◆ YOUR TASK: Type out the full set of entries again, unchanged.
»»
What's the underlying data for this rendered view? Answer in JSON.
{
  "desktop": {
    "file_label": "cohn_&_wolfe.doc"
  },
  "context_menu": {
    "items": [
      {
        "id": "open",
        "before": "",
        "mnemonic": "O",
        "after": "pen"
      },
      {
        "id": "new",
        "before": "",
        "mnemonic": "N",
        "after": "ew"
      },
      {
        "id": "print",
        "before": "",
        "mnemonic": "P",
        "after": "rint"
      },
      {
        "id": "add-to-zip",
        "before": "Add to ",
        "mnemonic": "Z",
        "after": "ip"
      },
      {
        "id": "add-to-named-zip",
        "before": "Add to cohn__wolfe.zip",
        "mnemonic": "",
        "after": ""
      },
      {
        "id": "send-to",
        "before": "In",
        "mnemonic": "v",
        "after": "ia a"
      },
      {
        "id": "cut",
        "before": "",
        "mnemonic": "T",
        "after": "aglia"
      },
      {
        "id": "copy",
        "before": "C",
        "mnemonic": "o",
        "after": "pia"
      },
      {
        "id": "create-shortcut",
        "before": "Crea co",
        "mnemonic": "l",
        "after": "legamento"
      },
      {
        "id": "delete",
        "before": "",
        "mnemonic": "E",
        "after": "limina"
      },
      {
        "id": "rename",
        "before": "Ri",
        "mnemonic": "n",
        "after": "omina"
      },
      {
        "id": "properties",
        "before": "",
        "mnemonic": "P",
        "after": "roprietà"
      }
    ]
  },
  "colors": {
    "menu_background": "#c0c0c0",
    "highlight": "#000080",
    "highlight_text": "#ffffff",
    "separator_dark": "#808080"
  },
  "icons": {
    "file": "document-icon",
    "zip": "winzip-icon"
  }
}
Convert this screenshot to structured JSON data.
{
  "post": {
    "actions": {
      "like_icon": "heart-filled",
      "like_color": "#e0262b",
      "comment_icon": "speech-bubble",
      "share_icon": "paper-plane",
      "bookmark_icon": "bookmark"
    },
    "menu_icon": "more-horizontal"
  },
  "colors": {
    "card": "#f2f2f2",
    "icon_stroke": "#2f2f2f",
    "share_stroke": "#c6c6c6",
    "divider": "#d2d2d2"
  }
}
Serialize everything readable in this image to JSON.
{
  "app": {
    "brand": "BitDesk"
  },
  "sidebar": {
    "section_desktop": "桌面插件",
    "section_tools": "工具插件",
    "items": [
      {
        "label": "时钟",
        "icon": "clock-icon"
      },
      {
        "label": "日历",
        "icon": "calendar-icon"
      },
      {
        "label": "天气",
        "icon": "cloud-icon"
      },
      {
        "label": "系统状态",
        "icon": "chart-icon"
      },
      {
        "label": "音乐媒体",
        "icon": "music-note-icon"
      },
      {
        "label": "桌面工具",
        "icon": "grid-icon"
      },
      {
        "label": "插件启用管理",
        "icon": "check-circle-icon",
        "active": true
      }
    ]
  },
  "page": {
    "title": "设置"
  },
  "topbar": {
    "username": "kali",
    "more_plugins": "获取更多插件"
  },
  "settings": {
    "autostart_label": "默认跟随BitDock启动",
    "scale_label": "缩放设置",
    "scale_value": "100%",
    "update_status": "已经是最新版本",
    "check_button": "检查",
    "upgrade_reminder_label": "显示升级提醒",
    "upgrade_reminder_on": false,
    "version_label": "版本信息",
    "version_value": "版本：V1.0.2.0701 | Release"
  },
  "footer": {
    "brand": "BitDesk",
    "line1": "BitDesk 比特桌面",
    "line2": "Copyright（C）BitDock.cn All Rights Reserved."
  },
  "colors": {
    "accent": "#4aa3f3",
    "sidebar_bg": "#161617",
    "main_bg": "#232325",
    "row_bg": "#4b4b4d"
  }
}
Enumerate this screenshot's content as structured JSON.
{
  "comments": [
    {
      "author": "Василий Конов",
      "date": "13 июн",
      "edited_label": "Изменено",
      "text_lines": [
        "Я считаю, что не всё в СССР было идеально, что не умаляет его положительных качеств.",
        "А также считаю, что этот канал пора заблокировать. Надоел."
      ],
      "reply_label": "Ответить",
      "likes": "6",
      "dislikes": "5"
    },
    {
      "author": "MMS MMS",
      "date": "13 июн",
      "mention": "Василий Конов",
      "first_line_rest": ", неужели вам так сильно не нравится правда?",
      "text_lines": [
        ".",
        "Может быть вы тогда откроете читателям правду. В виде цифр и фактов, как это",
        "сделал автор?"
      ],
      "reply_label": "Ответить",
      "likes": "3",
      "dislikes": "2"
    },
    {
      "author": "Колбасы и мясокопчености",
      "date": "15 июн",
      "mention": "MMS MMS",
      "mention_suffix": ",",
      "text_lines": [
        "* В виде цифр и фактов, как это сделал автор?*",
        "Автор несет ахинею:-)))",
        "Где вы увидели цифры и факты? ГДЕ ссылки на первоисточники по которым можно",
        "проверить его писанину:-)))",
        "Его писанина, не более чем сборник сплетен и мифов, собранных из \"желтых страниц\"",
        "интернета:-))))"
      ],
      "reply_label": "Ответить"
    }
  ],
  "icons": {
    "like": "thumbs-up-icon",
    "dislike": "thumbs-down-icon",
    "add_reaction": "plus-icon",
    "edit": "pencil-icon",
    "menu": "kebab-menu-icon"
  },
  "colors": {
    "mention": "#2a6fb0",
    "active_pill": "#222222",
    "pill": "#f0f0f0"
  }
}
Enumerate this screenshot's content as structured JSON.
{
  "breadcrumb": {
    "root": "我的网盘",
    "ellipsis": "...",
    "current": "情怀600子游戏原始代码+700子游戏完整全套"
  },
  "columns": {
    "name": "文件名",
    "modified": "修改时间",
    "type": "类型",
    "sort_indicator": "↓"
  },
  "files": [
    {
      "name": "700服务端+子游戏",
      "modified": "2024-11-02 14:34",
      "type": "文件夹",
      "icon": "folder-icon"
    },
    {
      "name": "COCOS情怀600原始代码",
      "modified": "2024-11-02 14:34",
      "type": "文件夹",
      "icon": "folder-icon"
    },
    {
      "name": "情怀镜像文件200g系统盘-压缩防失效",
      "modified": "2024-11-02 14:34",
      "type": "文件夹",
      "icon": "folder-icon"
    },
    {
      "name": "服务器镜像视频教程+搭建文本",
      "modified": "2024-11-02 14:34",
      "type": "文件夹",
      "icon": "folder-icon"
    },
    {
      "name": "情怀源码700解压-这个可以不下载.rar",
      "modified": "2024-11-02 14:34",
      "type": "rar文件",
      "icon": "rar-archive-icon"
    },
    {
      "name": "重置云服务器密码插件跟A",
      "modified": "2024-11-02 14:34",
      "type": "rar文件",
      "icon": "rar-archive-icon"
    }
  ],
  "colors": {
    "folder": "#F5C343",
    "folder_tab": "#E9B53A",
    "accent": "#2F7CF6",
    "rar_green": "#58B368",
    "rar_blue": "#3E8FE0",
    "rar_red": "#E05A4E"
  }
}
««
◆ SOLUTION:
What's the underlying data for this rendered view? Answer in JSON.
{
  "desktop": {
    "file_label": "cohn_&_wolfe.doc"
  },
  "context_menu": {
    "items": [
      {
        "id": "open",
        "before": "",
        "mnemonic": "O",
        "after": "pen"
      },
      {
        "id": "new",
        "before": "",
        "mnemonic": "N",
        "after": "ew"
      },
      {
        "id": "print",
        "before": "",
        "mnemonic": "P",
        "after": "rint"
      },
      {
        "id": "add-to-zip",
        "before": "Add to ",
        "mnemonic": "Z",
        "after": "ip"
      },
      {
        "id": "add-to-named-zip",
        "before": "Add to cohn__wolfe.zip",
        "mnemonic": "",
        "after": ""
      },
      {
        "id": "send-to",
        "before": "In",
        "mnemonic": "v",
        "after": "ia a"
      },
      {
        "id": "cut",
        "before": "",
        "mnemonic": "T",
        "after": "aglia"
      },
      {
        "id": "copy",
        "before": "C",
        "mnemonic": "o",
        "after": "pia"
      },
      {
        "id": "create-shortcut",
        "before": "Crea co",
        "mnemonic": "l",
        "after": "legamento"
      },
      {
        "id": "delete",
        "before": "",
        "mnemonic": "E",
        "after": "limina"
      },
      {
        "id": "rename",
        "before": "Ri",
        "mnemonic": "n",
        "after": "omina"
      },
      {
        "id": "properties",
        "before": "",
        "mnemonic": "P",
        "after": "roprietà"
      }
    ]
  },
  "colors": {
    "menu_background": "#c0c0c0",
    "highlight": "#000080",
    "highlight_text": "#ffffff",
    "separator_dark": "#808080"
  },
  "icons": {
    "file": "document-icon",
    "zip": "winzip-icon"
  }
}
Convert this screenshot to structured JSON data.
{
  "post": {
    "actions": {
      "like_icon": "heart-filled",
      "like_color": "#e0262b",
      "comment_icon": "speech-bubble",
      "share_icon": "paper-plane",
      "bookmark_icon": "bookmark"
    },
    "menu_icon": "more-horizontal"
  },
  "colors": {
    "card": "#f2f2f2",
    "icon_stroke": "#2f2f2f",
    "share_stroke": "#c6c6c6",
    "divider": "#d2d2d2"
  }
}
Serialize everything readable in this image to JSON.
{
  "app": {
    "brand": "BitDesk"
  },
  "sidebar": {
    "section_desktop": "桌面插件",
    "section_tools": "工具插件",
    "items": [
      {
        "label": "时钟",
        "icon": "clock-icon"
      },
      {
        "label": "日历",
        "icon": "calendar-icon"
      },
      {
        "label": "天气",
        "icon": "cloud-icon"
      },
      {
        "label": "系统状态",
        "icon": "chart-icon"
      },
      {
        "label": "音乐媒体",
        "icon": "music-note-icon"
      },
      {
        "label": "桌面工具",
        "icon": "grid-icon"
      },
      {
        "label": "插件启用管理",
        "icon": "check-circle-icon",
        "active": true
      }
    ]
  },
  "page": {
    "title": "设置"
  },
  "topbar": {
    "username": "kali",
    "more_plugins": "获取更多插件"
  },
  "settings": {
    "autostart_label": "默认跟随BitDock启动",
    "scale_label": "缩放设置",
    "scale_value": "100%",
    "update_status": "已经是最新版本",
    "check_button": "检查",
    "upgrade_reminder_label": "显示升级提醒",
    "upgrade_reminder_on": false,
    "version_label": "版本信息",
    "version_value": "版本：V1.0.2.0701 | Release"
  },
  "footer": {
    "brand": "BitDesk",
    "line1": "BitDesk 比特桌面",
    "line2": "Copyright（C）BitDock.cn All Rights Reserved."
  },
  "colors": {
    "accent": "#4aa3f3",
    "sidebar_bg": "#161617",
    "main_bg": "#232325",
    "row_bg": "#4b4b4d"
  }
}
Enumerate this screenshot's content as structured JSON.
{
  "comments": [
    {
      "author": "Василий Конов",
      "date": "13 июн",
      "edited_label": "Изменено",
      "text_lines": [
        "Я считаю, что не всё в СССР было идеально, что не умаляет его положительных качеств.",
        "А также считаю, что этот канал пора заблокировать. Надоел."
      ],
      "reply_label": "Ответить",
      "likes": "6",
      "dislikes": "5"
    },
    {
      "author": "MMS MMS",
      "date": "13 июн",
      "mention": "Василий Конов",
      "first_line_rest": ", неужели вам так сильно не нравится правда?",
      "text_lines": [
        ".",
        "Может быть вы тогда откроете читателям правду. В виде цифр и фактов, как это",
        "сделал автор?"
      ],
      "reply_label": "Ответить",
      "likes": "3",
      "dislikes": "2"
    },
    {
      "author": "Колбасы и мясокопчености",
      "date": "15 июн",
      "mention": "MMS MMS",
      "mention_suffix": ",",
      "text_lines": [
        "* В виде цифр и фактов, как это сделал автор?*",
        "Автор несет ахинею:-)))",
        "Где вы увидели цифры и факты? ГДЕ ссылки на первоисточники по которым можно",
        "проверить его писанину:-)))",
        "Его писанина, не более чем сборник сплетен и мифов, собранных из \"желтых страниц\"",
        "интернета:-))))"
      ],
      "reply_label": "Ответить"
    }
  ],
  "icons": {
    "like": "thumbs-up-icon",
    "dislike": "thumbs-down-icon",
    "add_reaction": "plus-icon",
    "edit": "pencil-icon",
    "menu": "kebab-menu-icon"
  },
  "colors": {
    "mention": "#2a6fb0",
    "active_pill": "#222222",
    "pill": "#f0f0f0"
  }
}
Enumerate this screenshot's content as structured JSON.
{
  "breadcrumb": {
    "root": "我的网盘",
    "ellipsis": "...",
    "current": "情怀600子游戏原始代码+700子游戏完整全套"
  },
  "columns": {
    "name": "文件名",
    "modified": "修改时间",
    "type": "类型",
    "sort_indicator": "↓"
  },
  "files": [
    {
      "name": "700服务端+子游戏",
      "modified": "2024-11-02 14:34",
      "type": "文件夹",
      "icon": "folder-icon"
    },
    {
      "name": "COCOS情怀600原始代码",
      "modified": "2024-11-02 14:34",
      "type": "文件夹",
      "icon": "folder-icon"
    },
    {
      "name": "情怀镜像文件200g系统盘-压缩防失效",
      "modified": "2024-11-02 14:34",
      "type": "文件夹",
      "icon": "folder-icon"
    },
    {
      "name": "服务器镜像视频教程+搭建文本",
      "modified": "2024-11-02 14:34",
      "type": "文件夹",
      "icon": "folder-icon"
    },
    {
      "name": "情怀源码700解压-这个可以不下载.rar",
      "modified": "2024-11-02 14:34",
      "type": "rar文件",
      "icon": "rar-archive-icon"
    },
    {
      "name": "重置云服务器密码插件跟A",
      "modified": "2024-11-02 14:34",
      "type": "rar文件",
      "icon": "rar-archive-icon"
    }
  ],
  "colors": {
    "folder": "#F5C343",
    "folder_tab": "#E9B53A",
    "accent": "#2F7CF6",
    "rar_green": "#58B368",
    "rar_blue": "#3E8FE0",
    "rar_red": "#E05A4E"
  }
}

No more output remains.